All that is history. Ibori won, and he became one of the more colourful and controversial governors of his time. And then he was jailed for theft, and now he is out, and people are rejoicing, while some others are fuming and wondering why they rejoice at the release of a man who should be left to rot in jail for stealing from the people. So I am asking myself: why do they rejoice?

There are several categories of people rejoicing.

The first category is his kinsmen. They rejoice because Ibori made them politically relevant at a time when they had no hopes of becoming relevant. They found themselves with power, and they went drunk with it. Suddenly, Oghara, long ignored, became the centre of attention, and it was made possible because Ibori dared.

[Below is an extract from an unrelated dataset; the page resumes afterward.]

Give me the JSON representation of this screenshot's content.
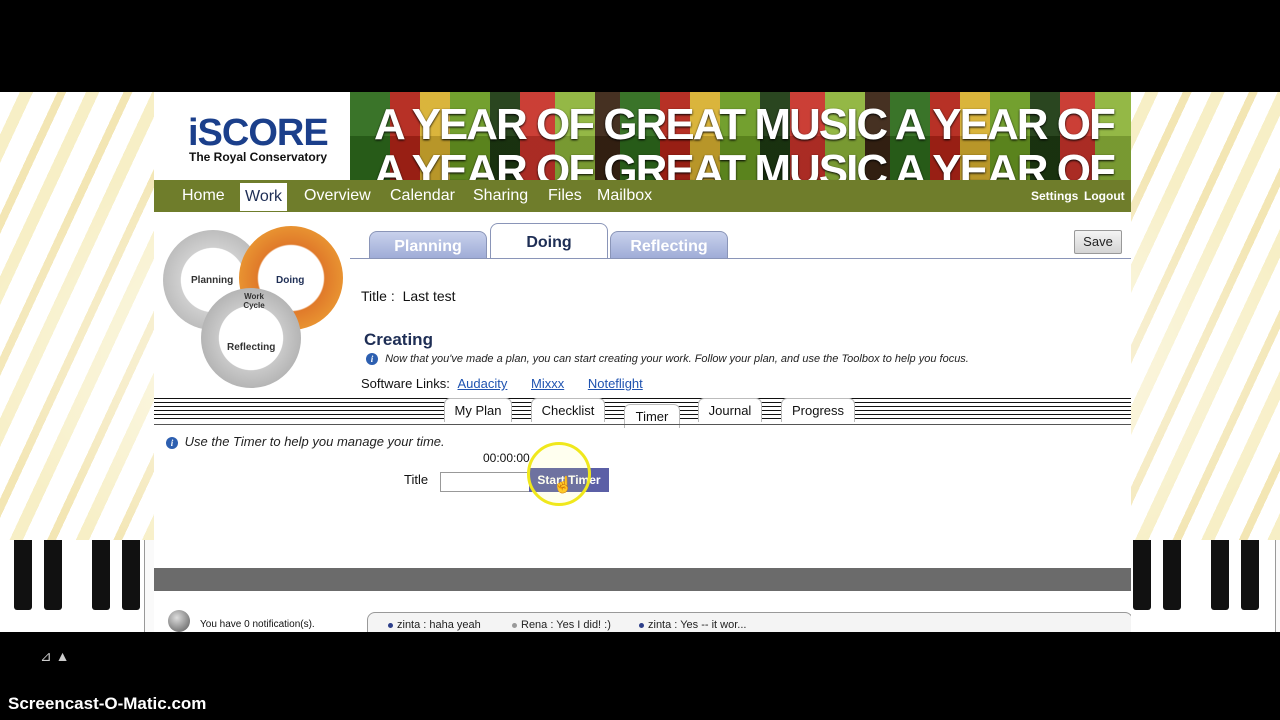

He became their idol. They rejoice because James Ibori had a Robin Hood approach to governance. The system which is known in Nigerian parlance as chop-I-chop; He deliberately set out to empower his clansmen and friends and to develop his long-neglected community. Unfortunately for him, his dreams and its implementation had a fight and the development plans went south. But his people had tasted wealth, and new money became like nothing in Oghara. These people cared nothing for anything long-term so long as they had money to spend; and spend they did! To this category, Ibori is their political and Economic Messiah, and his gospel is to them the gospel of life. With him in prison, the star dimmed and lost its lustre, so now that he is out, they rejoice.

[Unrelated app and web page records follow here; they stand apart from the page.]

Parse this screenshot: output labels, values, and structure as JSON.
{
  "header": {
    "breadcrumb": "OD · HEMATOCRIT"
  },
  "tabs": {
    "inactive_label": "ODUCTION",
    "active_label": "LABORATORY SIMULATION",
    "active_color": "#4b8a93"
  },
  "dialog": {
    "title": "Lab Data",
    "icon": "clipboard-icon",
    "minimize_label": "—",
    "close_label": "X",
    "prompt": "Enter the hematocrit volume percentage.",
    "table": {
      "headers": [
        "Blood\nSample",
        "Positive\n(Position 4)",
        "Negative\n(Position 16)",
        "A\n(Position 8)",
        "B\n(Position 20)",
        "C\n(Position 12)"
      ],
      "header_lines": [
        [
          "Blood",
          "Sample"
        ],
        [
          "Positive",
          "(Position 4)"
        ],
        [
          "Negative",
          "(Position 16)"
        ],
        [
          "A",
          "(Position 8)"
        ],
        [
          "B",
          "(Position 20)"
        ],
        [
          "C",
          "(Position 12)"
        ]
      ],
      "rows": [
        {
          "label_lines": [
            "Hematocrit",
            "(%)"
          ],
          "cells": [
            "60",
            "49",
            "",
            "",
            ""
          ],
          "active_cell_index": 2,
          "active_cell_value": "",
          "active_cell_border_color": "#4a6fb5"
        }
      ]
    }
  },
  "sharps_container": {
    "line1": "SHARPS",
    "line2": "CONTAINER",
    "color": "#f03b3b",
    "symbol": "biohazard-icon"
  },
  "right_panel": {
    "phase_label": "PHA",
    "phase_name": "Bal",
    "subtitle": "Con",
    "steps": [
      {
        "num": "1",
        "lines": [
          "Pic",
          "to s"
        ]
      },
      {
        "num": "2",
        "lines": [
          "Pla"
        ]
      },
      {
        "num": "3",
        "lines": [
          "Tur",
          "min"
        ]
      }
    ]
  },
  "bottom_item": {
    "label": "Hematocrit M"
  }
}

The second category of people rejoicing is ‘friends’ and political allies. These are people who used Ibori’s time in office to advance their political and economic agenda. It is rumoured that Ibori made more first-time millionaires than any other Governor in his day. They rejoice because they are hopeful that with his release from jail, they would become relevant once again, and possibly continue from where they stopped.

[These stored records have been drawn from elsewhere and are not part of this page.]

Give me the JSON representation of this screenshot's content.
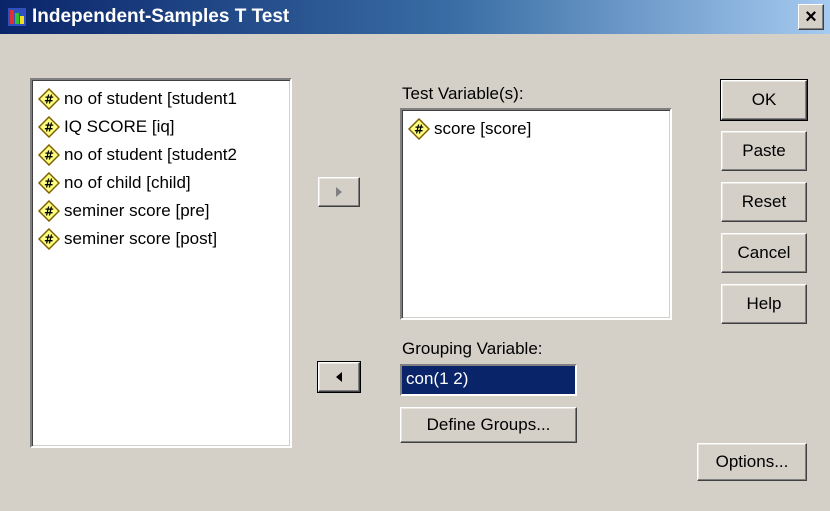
{
  "window": {
    "title": "Independent-Samples T Test",
    "close_label": "×"
  },
  "source_list": {
    "items": [
      "no of student [student1",
      "IQ SCORE [iq]",
      "no of student [student2",
      "no of child [child]",
      "seminer score [pre]",
      "seminer score [post]"
    ]
  },
  "test_variables": {
    "label": "Test Variable(s):",
    "items": [
      "score [score]"
    ]
  },
  "grouping": {
    "label": "Grouping Variable:",
    "value": "con(1 2)",
    "define_groups_label": "Define Groups..."
  },
  "buttons": {
    "ok": "OK",
    "paste": "Paste",
    "reset": "Reset",
    "cancel": "Cancel",
    "help": "Help",
    "options": "Options..."
  },
  "icons": {
    "variable": "numeric-variable-icon",
    "move_right": "arrow-right-icon",
    "move_left": "arrow-left-icon",
    "app": "spss-app-icon"
  },
  "colors": {
    "dialog_bg": "#d4d0c8",
    "title_dark": "#0a246a",
    "title_light": "#a6caf0",
    "selection": "#0a246a",
    "icon_fill": "#ffff80"
  }
}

The third category of people, which is in the minority, are the people who genuinely love the man and are just relieved that his ‘ordeal’ is over. These are his direct family members who care nothing about his politics and his money; and who just want their ‘son’ back.

But is Ibori’s deal truly over? And should anyone be rejoicing? He still has several cases to answer, and it would seem that his political and legal battles are from over. And why are some many others angry at those who rejoice? They are angry because they believe it is an aberration to rejoice when a man who is convicted of stealing the Commonwealth is celebrated as a hero. But you see as they say, ‘one man’s freedom fighter is another man’s terrorist.’ Whichever side of the divide you are on; this man’s issue is a hot one. To some, he represents all that is evil in the Nigerian system and should be punished accordingly. To some others, he is a man being unjustly punished because he dared the ‘establishment.’

The obidigborigbo is back, and the controversy rages on.